Earlier this week, when comScore set off a GOOG selling frenzy on Wall Steet with data showing click rate growth had flattened, I called the research firm for comment but to no avail. Amazing what 48 hours can bring. After a continued outcry, comScore has now issued a lengthy statement with additional data and charts (previously unavailable to non-clients) arguing, basically, that everyone should just calm down. Here’s the money quote:
While we do not claim that these concerns are unwarranted, we believe a careful analysis of our search data does not lend them direct support. More specifically, the evidence suggests that the softness in Google’s paid click metrics is primarily a result of Google’s own quality initiatives that result in a reduction in the number of paid listings and, therefore, the opportunity for paid clicks to occur.
ComScore also shared the following chart, which demonstrates that click rates declined for much of last year, long before economic fears began bleeding into the nation’s collective consciousness. It also shows how ad coverage, defined as the percentage of queries that display at least one ad, has declined roughly in parallel to click volume growth.

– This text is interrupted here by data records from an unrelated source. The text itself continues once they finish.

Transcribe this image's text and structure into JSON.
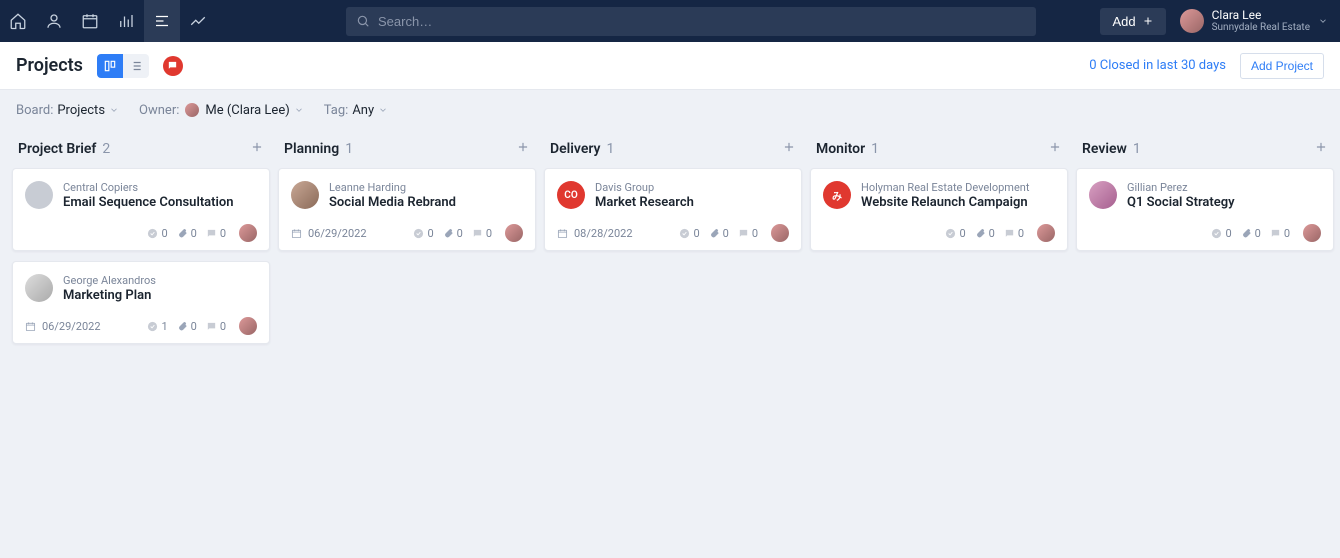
{
  "topnav": {
    "search_placeholder": "Search…",
    "add_label": "Add"
  },
  "user": {
    "name": "Clara Lee",
    "org": "Sunnydale Real Estate"
  },
  "page": {
    "title": "Projects",
    "closed_text": "0 Closed in last 30 days",
    "add_project_label": "Add Project"
  },
  "filters": {
    "board": {
      "label": "Board:",
      "value": "Projects"
    },
    "owner": {
      "label": "Owner:",
      "value": "Me (Clara Lee)"
    },
    "tag": {
      "label": "Tag:",
      "value": "Any"
    }
  },
  "columns": [
    {
      "name": "Project Brief",
      "count": "2",
      "cards": [
        {
          "client": "Central Copiers",
          "title": "Email Sequence Consultation",
          "date": "",
          "tasks": "0",
          "files": "0",
          "comments": "0",
          "avatarClass": "av-grey",
          "avatarText": ""
        },
        {
          "client": "George Alexandros",
          "title": "Marketing Plan",
          "date": "06/29/2022",
          "tasks": "1",
          "files": "0",
          "comments": "0",
          "avatarClass": "av-sketch",
          "avatarText": ""
        }
      ]
    },
    {
      "name": "Planning",
      "count": "1",
      "cards": [
        {
          "client": "Leanne Harding",
          "title": "Social Media Rebrand",
          "date": "06/29/2022",
          "tasks": "0",
          "files": "0",
          "comments": "0",
          "avatarClass": "av-photo",
          "avatarText": ""
        }
      ]
    },
    {
      "name": "Delivery",
      "count": "1",
      "cards": [
        {
          "client": "Davis Group",
          "title": "Market Research",
          "date": "08/28/2022",
          "tasks": "0",
          "files": "0",
          "comments": "0",
          "avatarClass": "av-red",
          "avatarText": "CO"
        }
      ]
    },
    {
      "name": "Monitor",
      "count": "1",
      "cards": [
        {
          "client": "Holyman Real Estate Development",
          "title": "Website Relaunch Campaign",
          "date": "",
          "tasks": "0",
          "files": "0",
          "comments": "0",
          "avatarClass": "av-red",
          "avatarText": "み"
        }
      ]
    },
    {
      "name": "Review",
      "count": "1",
      "cards": [
        {
          "client": "Gillian Perez",
          "title": "Q1 Social Strategy",
          "date": "",
          "tasks": "0",
          "files": "0",
          "comments": "0",
          "avatarClass": "av-pink",
          "avatarText": ""
        }
      ]
    }
  ]
}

So you see, comScore says, Google is pumping fewer ads to its users and receiving fewer clicks in return. ComScore theorizes that reduction will be counterbalanced by an increase in revenue per query under the click quality initiative
On a separate but related note, agency heavy SearchIgnite has said it’s seen none of the click volume declines described by comScore data, nor revenue shortfalls either. The agency, which claims to represent $200 million in search spending, said ad impressions for the first six weeks of 2008 were up 79.5 percent year over year, while paid clicks were up 47.2 percent. Additionally, ad spending on Google grew by 40.1 percent among the same group of clients (In other words the data doesn’t include new business).

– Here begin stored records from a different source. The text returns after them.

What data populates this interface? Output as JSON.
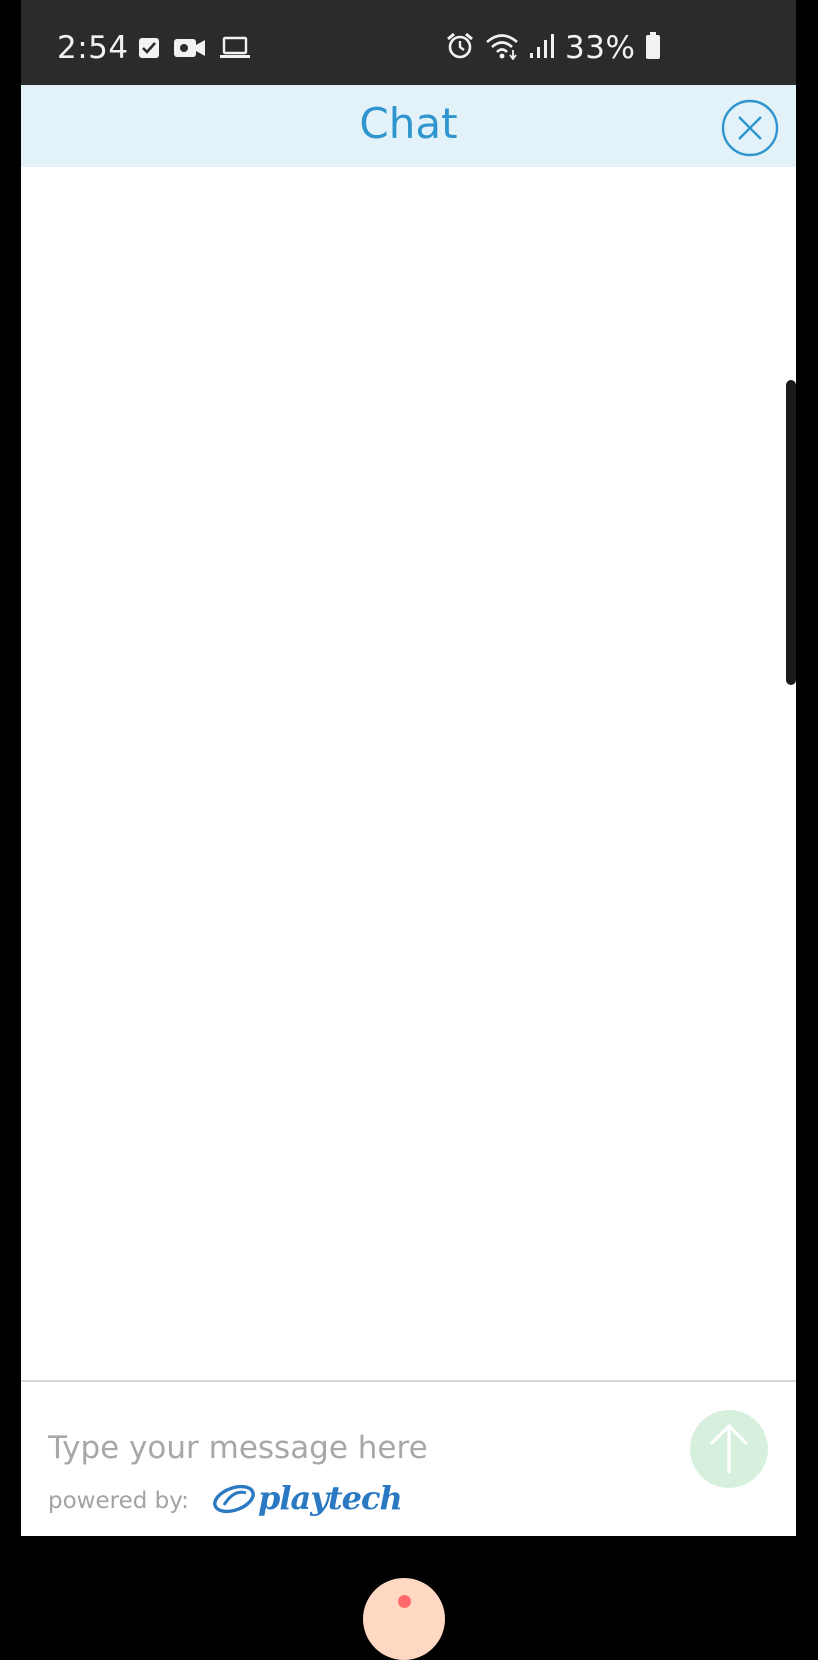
{
  "status_bar": {
    "time": "2:54",
    "battery_percent": "33%",
    "left_icons": [
      "check-notification-icon",
      "video-camera-icon",
      "laptop-icon"
    ],
    "right_icons": [
      "alarm-icon",
      "wifi-icon",
      "signal-icon",
      "battery-icon"
    ]
  },
  "chat": {
    "title": "Chat",
    "close_icon": "close-circle-icon",
    "input_placeholder": "Type your message here",
    "send_icon": "arrow-up-icon",
    "powered_by": "powered by:",
    "brand": "playtech",
    "colors": {
      "header_bg": "#e3f1f8",
      "accent": "#2e95cf",
      "send_bg": "#d7f0de",
      "brand": "#2a79c2"
    }
  }
}
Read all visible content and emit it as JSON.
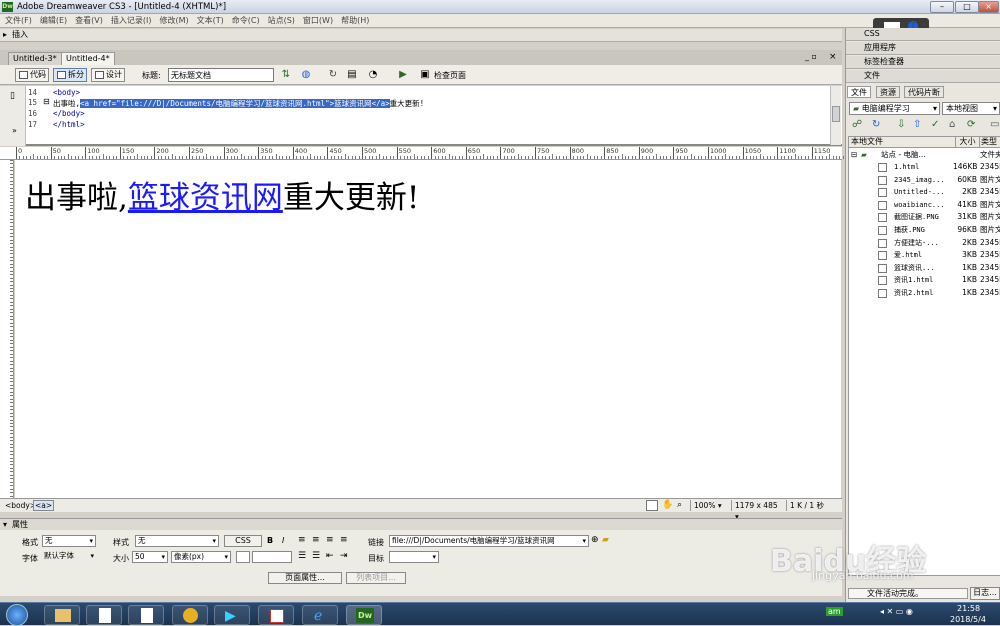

SearchIgnite’s research should not be considered representative of the search industry at large, as it’s just one agency with a defined group of clients who all share one thing in common: they follow SearchIgnite’s advice. But then, can comScore’s data be treated as really representative of consumers’ click behaviors? After all, the company was seriously challenged by the IAB last year, and publishers of all stripes love to take potshots at its audience and traffic estimates.

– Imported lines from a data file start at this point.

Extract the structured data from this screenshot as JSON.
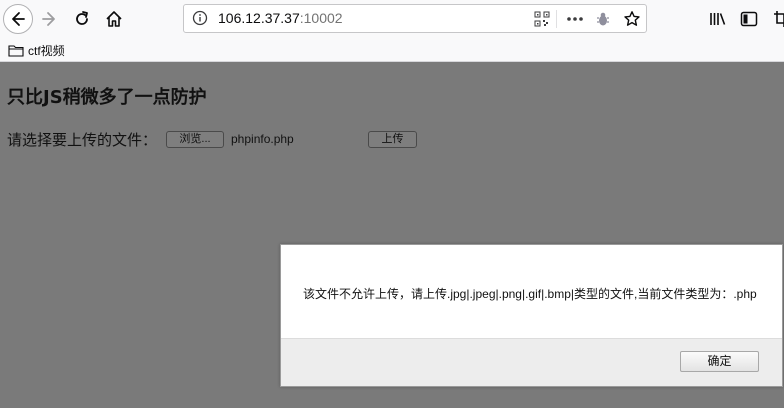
{
  "browser": {
    "url_host": "106.12.37.37",
    "url_port": ":10002",
    "bookmarks": [
      {
        "label": "ctf视频",
        "icon": "folder-icon"
      }
    ],
    "toolbar_icons": [
      "back-icon",
      "forward-icon",
      "reload-icon",
      "home-icon",
      "info-icon",
      "qr-code-icon",
      "more-icon",
      "bug-icon",
      "star-icon",
      "library-icon",
      "sidebar-icon",
      "screenshot-icon"
    ]
  },
  "page": {
    "title": "只比JS稍微多了一点防护",
    "upload_label": "请选择要上传的文件：",
    "browse_label": "浏览...",
    "file_name": "phpinfo.php",
    "upload_button": "上传"
  },
  "dialog": {
    "message": "该文件不允许上传，请上传.jpg|.jpeg|.png|.gif|.bmp|类型的文件,当前文件类型为：.php",
    "ok_label": "确定"
  },
  "colors": {
    "overlay": "#7a7a7a",
    "chrome": "#f9f9fa",
    "dialog_bg": "#ffffff",
    "dialog_footer": "#ededed"
  }
}
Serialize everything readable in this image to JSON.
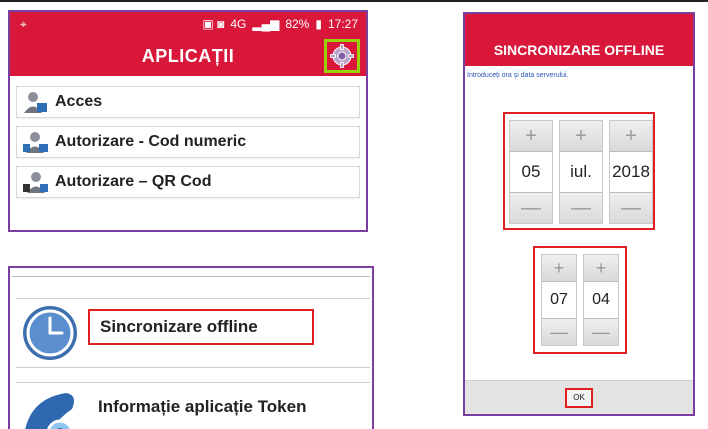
{
  "statusbar": {
    "left_icon": "location-icon",
    "battery_text": "82%",
    "time": "17:27",
    "network": "4G"
  },
  "appbar": {
    "title": "APLICAȚII",
    "settings_icon": "gear-icon"
  },
  "apps": [
    {
      "label": "Acces",
      "icon": "person-lock-icon"
    },
    {
      "label": "Autorizare - Cod numeric",
      "icon": "person-numeric-icon"
    },
    {
      "label": "Autorizare – QR Cod",
      "icon": "person-qr-icon"
    }
  ],
  "menu": {
    "sync_label": "Sincronizare offline",
    "sync_icon": "clock-icon",
    "token_label": "Informație aplicație Token",
    "token_icon": "token-key-icon"
  },
  "dialog": {
    "title": "SINCRONIZARE OFFLINE",
    "hint": "Introduceți ora și data serverului.",
    "date": {
      "day": "05",
      "month": "iul.",
      "year": "2018"
    },
    "time": {
      "hour": "07",
      "minute": "04"
    },
    "plus_symbol": "+",
    "minus_symbol": "—",
    "ok_label": "OK"
  },
  "colors": {
    "brand_red": "#d8173a",
    "highlight_red": "#e02020",
    "highlight_green": "#9ad20a",
    "frame_purple": "#7b3fa0"
  }
}
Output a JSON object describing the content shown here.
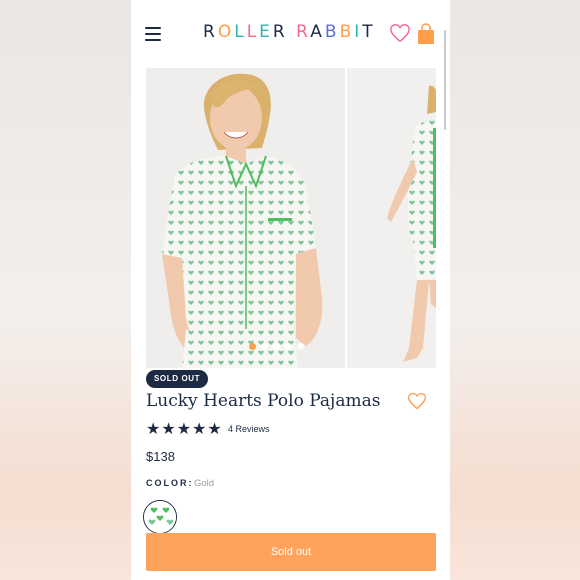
{
  "header": {
    "brand_letters": [
      "R",
      "O",
      "L",
      "L",
      "E",
      "R",
      " ",
      "R",
      "A",
      "B",
      "B",
      "I",
      "T"
    ],
    "brand_colors": [
      "#1d2a44",
      "#ff9e48",
      "#2fb5a8",
      "#f06b8f",
      "#2fb5a8",
      "#1d2a44",
      " ",
      "#f06b8f",
      "#1d2a44",
      "#5b6ee0",
      "#ff9e48",
      "#2fb5a8",
      "#1d2a44"
    ],
    "icons": [
      "menu-icon",
      "heart-icon",
      "shopping-bag-icon"
    ]
  },
  "gallery": {
    "slides": 2,
    "dot_count": 5,
    "active_dot": 0,
    "accent": "#ff9e48"
  },
  "product": {
    "badge": "SOLD OUT",
    "title": "Lucky Hearts Polo Pajamas",
    "rating": 5,
    "reviews": "4 Reviews",
    "price": "$138",
    "color_label": "COLOR:",
    "color_value": "Gold",
    "button_label": "Sold out"
  },
  "colors": {
    "navy": "#1d2a44",
    "orange": "#ffa35c",
    "heart": "#ff9e48"
  }
}
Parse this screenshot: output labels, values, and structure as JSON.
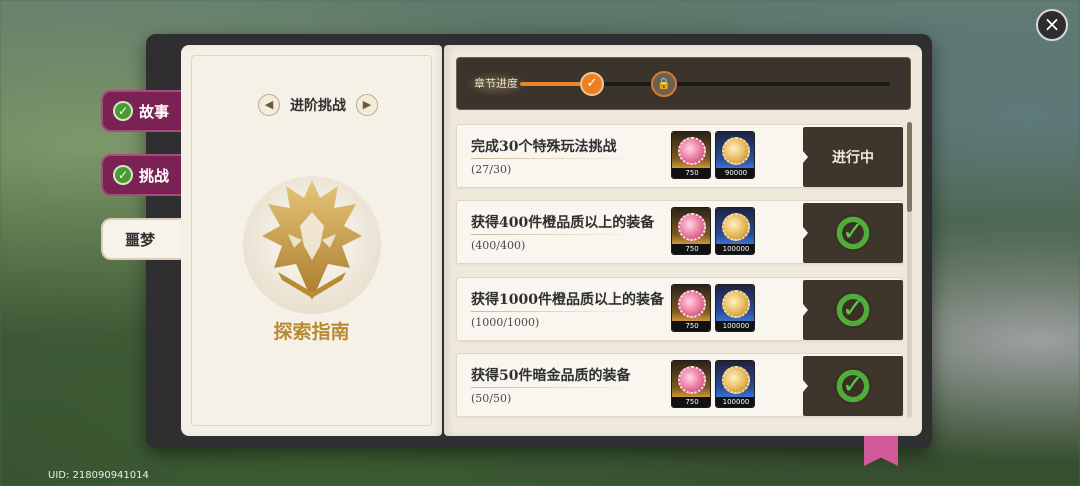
{
  "close_icon": "×",
  "side_tabs": [
    {
      "label": "故事",
      "done": true
    },
    {
      "label": "挑战",
      "done": true
    },
    {
      "label": "噩梦",
      "done": false
    }
  ],
  "left_page": {
    "title": "进阶挑战",
    "prev_icon": "◀",
    "next_icon": "▶",
    "caption": "探索指南",
    "emblem": "golden-dragon-crest-icon"
  },
  "chapter_progress": {
    "label": "章节进度",
    "fraction": 0.2,
    "done_icon": "✓",
    "lock_icon": "🔒"
  },
  "tasks": [
    {
      "title": "完成30个特殊玩法挑战",
      "progress": "(27/30)",
      "rewards": [
        {
          "qty": "750",
          "type": "pink"
        },
        {
          "qty": "90000",
          "type": "gold"
        }
      ],
      "status": "进行中",
      "completed": false
    },
    {
      "title": "获得400件橙品质以上的装备",
      "progress": "(400/400)",
      "rewards": [
        {
          "qty": "750",
          "type": "pink"
        },
        {
          "qty": "100000",
          "type": "gold"
        }
      ],
      "status": "",
      "completed": true
    },
    {
      "title": "获得1000件橙品质以上的装备",
      "progress": "(1000/1000)",
      "rewards": [
        {
          "qty": "750",
          "type": "pink"
        },
        {
          "qty": "100000",
          "type": "gold"
        }
      ],
      "status": "",
      "completed": true
    },
    {
      "title": "获得50件暗金品质的装备",
      "progress": "(50/50)",
      "rewards": [
        {
          "qty": "750",
          "type": "pink"
        },
        {
          "qty": "100000",
          "type": "gold"
        }
      ],
      "status": "",
      "completed": true
    }
  ],
  "check_icon": "✓",
  "uid": "UID: 218090941014"
}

My take continues to be that while the click rate fall-off is not necessarily the result of a lack of consumer confidence, a lack of confidence is bound to result in a reduction in click volume. More succinctly: No, Google’s not insulated from a recession and no, comScore’s findings are not (necessarily) a bad sign.